Building from Source on Unix / Linux


  • ACE >= 5.4
    Most distributions lack it. You will probably need to compile it yourself.
  • libsigc++ 2.x.x
    Should be included in your distribution, but may not be installed by default.
  • zlib (any version)
    Should be included in your distribution.
  • gtkmm >= 2.4 [GUI builds only]
    Should be included in your distribution, but may not be installed by default.

Configuration Flags

Like most of the Unix / Linux software, BFilter is to be built with steps like these:
make install

The ./configure script can take arguments.
First of all, you can specify environment variables like this:
./configure CPPFLAGS="-I/usr/local/include" LDFLAGS="-L/usr/local/lib"
BTW, FreeBSD users will need to do just that, as gcc in FreeBSD doesn't know anything about /usr/local.

Besides environment variables, you can specify configuration flags. Some are listed below. The full list can be obtained this way:
./configure --help

Set the installation prefix. The default is /usr/local.
./configure --prefix=/usr
This will cause binaries to be placed in /usr/bin and config files in /usr/etc/bfilter.

Set the etc directory. The default is $prefix/etc, which would be /usr/local/etc for the default prefix.
./configure --sysconfdir=/etc
This will cause config files to be placed in /etc/bfilter.

Linux only. If enabled, config files will be located based on the location of the binary, making the program fully relocatable. The default is to enable binreloc on Linux only, and only if --sysconfdir wasn't specified.

Build the GUI in addition to the command-line version. The GUI binary is called bfilter-gui. Note that bfilter-gui stores its configuration in $HOME/.bfilter, but it still needs the global configuration in /usr/local/etc.

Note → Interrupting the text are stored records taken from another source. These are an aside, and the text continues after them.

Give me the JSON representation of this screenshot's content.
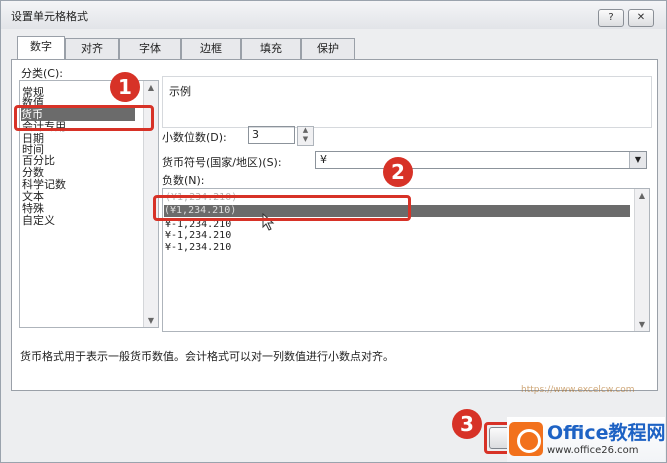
{
  "window": {
    "title": "设置单元格格式",
    "help_glyph": "?",
    "close_glyph": "✕"
  },
  "tabs": [
    "数字",
    "对齐",
    "字体",
    "边框",
    "填充",
    "保护"
  ],
  "category": {
    "label": "分类(C):",
    "items": [
      "常规",
      "数值",
      "货币",
      "会计专用",
      "日期",
      "时间",
      "百分比",
      "分数",
      "科学记数",
      "文本",
      "特殊",
      "自定义"
    ],
    "selected": "货币"
  },
  "sample": {
    "label": "示例",
    "value": ""
  },
  "decimal_places": {
    "label": "小数位数(D):",
    "value": "3"
  },
  "currency_symbol": {
    "label": "货币符号(国家/地区)(S):",
    "value": "¥"
  },
  "negative_numbers": {
    "label": "负数(N):",
    "items": [
      "(¥1,234.210)",
      "(¥1,234.210)",
      "¥-1,234.210",
      "¥-1,234.210",
      "¥-1,234.210"
    ],
    "selected_index": 1
  },
  "description": "货币格式用于表示一般货币数值。会计格式可以对一列数值进行小数点对齐。",
  "callouts": [
    "1",
    "2",
    "3"
  ],
  "watermark": {
    "brand": "Office教程网",
    "url": "www.office26.com",
    "url2": "https://www.excelcw.com"
  },
  "icons": {
    "scroll_up": "scroll-up-arrow",
    "scroll_down": "scroll-down-arrow",
    "dropdown": "chevron-down-icon",
    "spin": "spin-arrows"
  }
}
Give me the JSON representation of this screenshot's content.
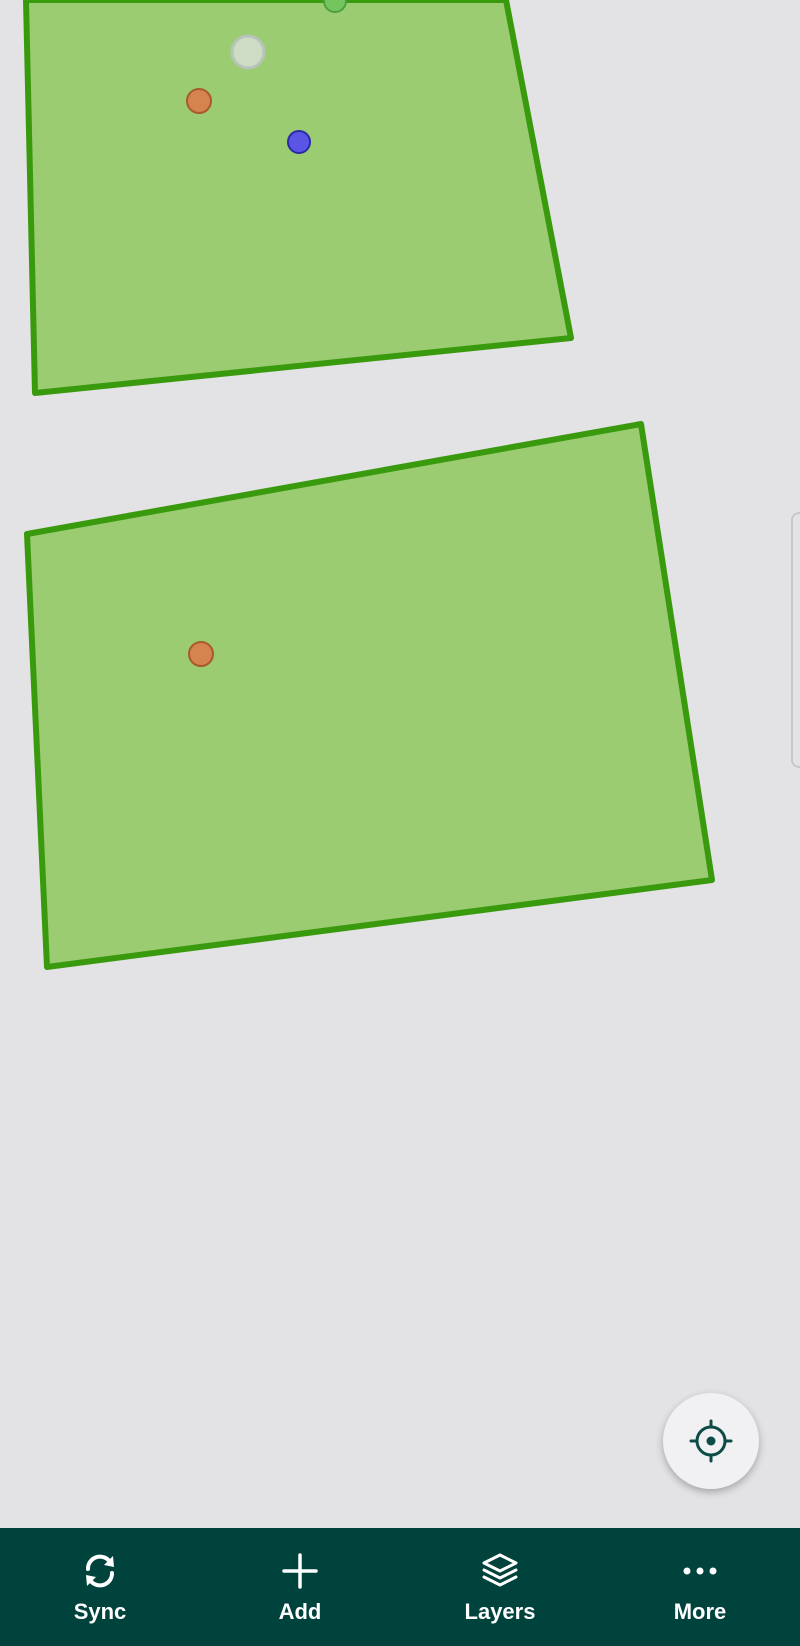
{
  "map": {
    "fill_color": "#9ccc72",
    "stroke_color": "#3a9a0e",
    "markers": [
      {
        "color": "orange",
        "hex": "#d6844f"
      },
      {
        "color": "blue",
        "hex": "#5b55e6"
      },
      {
        "color": "green",
        "hex": "#74c460"
      },
      {
        "color": "light-gray",
        "hex": "#cfdcc5"
      }
    ]
  },
  "locate_button": {
    "icon": "crosshair-icon"
  },
  "nav": {
    "background": "#00423c",
    "items": [
      {
        "label": "Sync",
        "icon": "sync-icon"
      },
      {
        "label": "Add",
        "icon": "plus-icon"
      },
      {
        "label": "Layers",
        "icon": "layers-icon"
      },
      {
        "label": "More",
        "icon": "more-icon"
      }
    ]
  }
}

Enables outputting the debug info. In case of the command-line version, it's printed to stdout, which is not very useful, considering the output will be coming from multiple threads. In case of the GUI version, you will have this kind of functionality: Note that --enable-debug doesn't imply turning on debug symbols or turning off optimization.